■ WORK INSTRUCTIONS
Where in the records does the word "name" occur? Copy each line in which it does.

[Items from a dataset]
=====

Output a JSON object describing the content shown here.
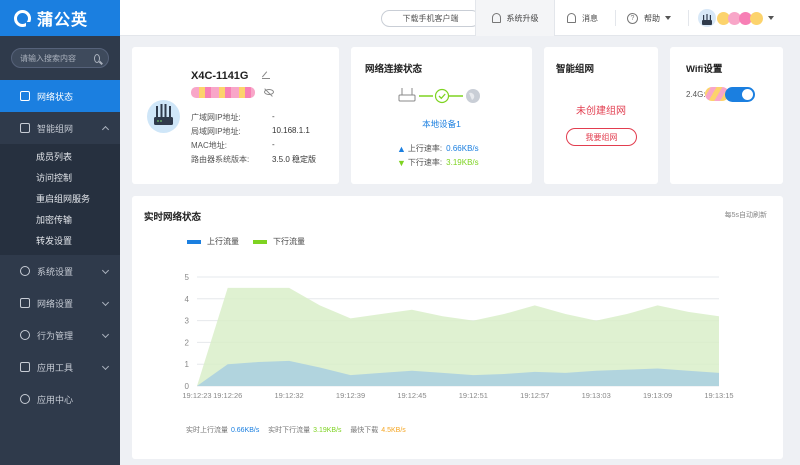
{
  "brand": {
    "name": "蒲公英",
    "accent": "#1b7fe0"
  },
  "search": {
    "placeholder": "请输入搜索内容"
  },
  "sidebar": {
    "items": [
      {
        "label": "网络状态",
        "icon": "network-status-icon",
        "active": true
      },
      {
        "label": "智能组网",
        "icon": "smart-mesh-icon",
        "expanded": true,
        "children": [
          "成员列表",
          "访问控制",
          "重启组网服务",
          "加密传输",
          "转发设置"
        ]
      },
      {
        "label": "系统设置",
        "icon": "system-settings-icon"
      },
      {
        "label": "网络设置",
        "icon": "network-settings-icon"
      },
      {
        "label": "行为管理",
        "icon": "behavior-icon"
      },
      {
        "label": "应用工具",
        "icon": "tools-icon"
      },
      {
        "label": "应用中心",
        "icon": "app-center-icon"
      }
    ]
  },
  "topbar": {
    "download_label": "下载手机客户端",
    "upgrade_label": "系统升级",
    "messages_label": "消息",
    "help_label": "帮助"
  },
  "device": {
    "name": "X4C-1141G",
    "fields": [
      {
        "label": "广域网IP地址:",
        "value": "-"
      },
      {
        "label": "局域网IP地址:",
        "value": "10.168.1.1"
      },
      {
        "label": "MAC地址:",
        "value": "-"
      },
      {
        "label": "路由器系统版本:",
        "value": "3.5.0 稳定版"
      }
    ]
  },
  "network": {
    "title": "网络连接状态",
    "local_device": "本地设备1",
    "upload_label": "上行速率:",
    "upload_value": "0.66KB/s",
    "download_label": "下行速率:",
    "download_value": "3.19KB/s"
  },
  "mesh": {
    "title": "智能组网",
    "status": "未创建组网",
    "button": "我要组网"
  },
  "wifi": {
    "title": "Wifi设置",
    "band": "2.4G:",
    "enabled": true
  },
  "chart_section": {
    "title": "实时网络状态",
    "refresh_note": "每5s自动刷新",
    "footer": {
      "up_label": "实时上行流量",
      "up_value": "0.66KB/s",
      "down_label": "实时下行流量",
      "down_value": "3.19KB/s",
      "max_label": "最快下载",
      "max_value": "4.5KB/s"
    }
  },
  "chart_data": {
    "type": "area",
    "x": [
      "19:12:23",
      "19:12:26",
      "19:12:29",
      "19:12:32",
      "19:12:35",
      "19:12:39",
      "19:12:42",
      "19:12:45",
      "19:12:48",
      "19:12:51",
      "19:12:54",
      "19:12:57",
      "19:13:00",
      "19:13:03",
      "19:13:06",
      "19:13:09",
      "19:13:12",
      "19:13:15"
    ],
    "tick_labels": [
      "19:12:23",
      "19:12:26",
      "19:12:32",
      "19:12:39",
      "19:12:45",
      "19:12:51",
      "19:12:57",
      "19:13:03",
      "19:13:09",
      "19:13:15"
    ],
    "series": [
      {
        "name": "上行流量",
        "color": "#1b7fe0",
        "fill": "#a9cfe0",
        "values": [
          0,
          1.0,
          1.1,
          1.15,
          0.85,
          0.5,
          0.6,
          0.7,
          0.6,
          0.5,
          0.55,
          0.65,
          0.6,
          0.7,
          0.75,
          0.8,
          0.7,
          0.6
        ]
      },
      {
        "name": "下行流量",
        "color": "#7ed321",
        "fill": "#d9efc9",
        "values": [
          0,
          4.5,
          4.5,
          4.5,
          3.7,
          3.1,
          3.3,
          3.5,
          3.2,
          3.0,
          3.3,
          3.7,
          3.3,
          3.0,
          3.3,
          3.7,
          3.4,
          3.2
        ]
      }
    ],
    "ylim": [
      0,
      5
    ],
    "yticks": [
      0,
      1,
      2,
      3,
      4,
      5
    ],
    "grid": true,
    "legend": "top-left"
  }
}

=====

■ RESPONSE
    "name": "蒲公英",
    "name": "X4C-1141G",
        "name": "上行流量",
        "name": "下行流量",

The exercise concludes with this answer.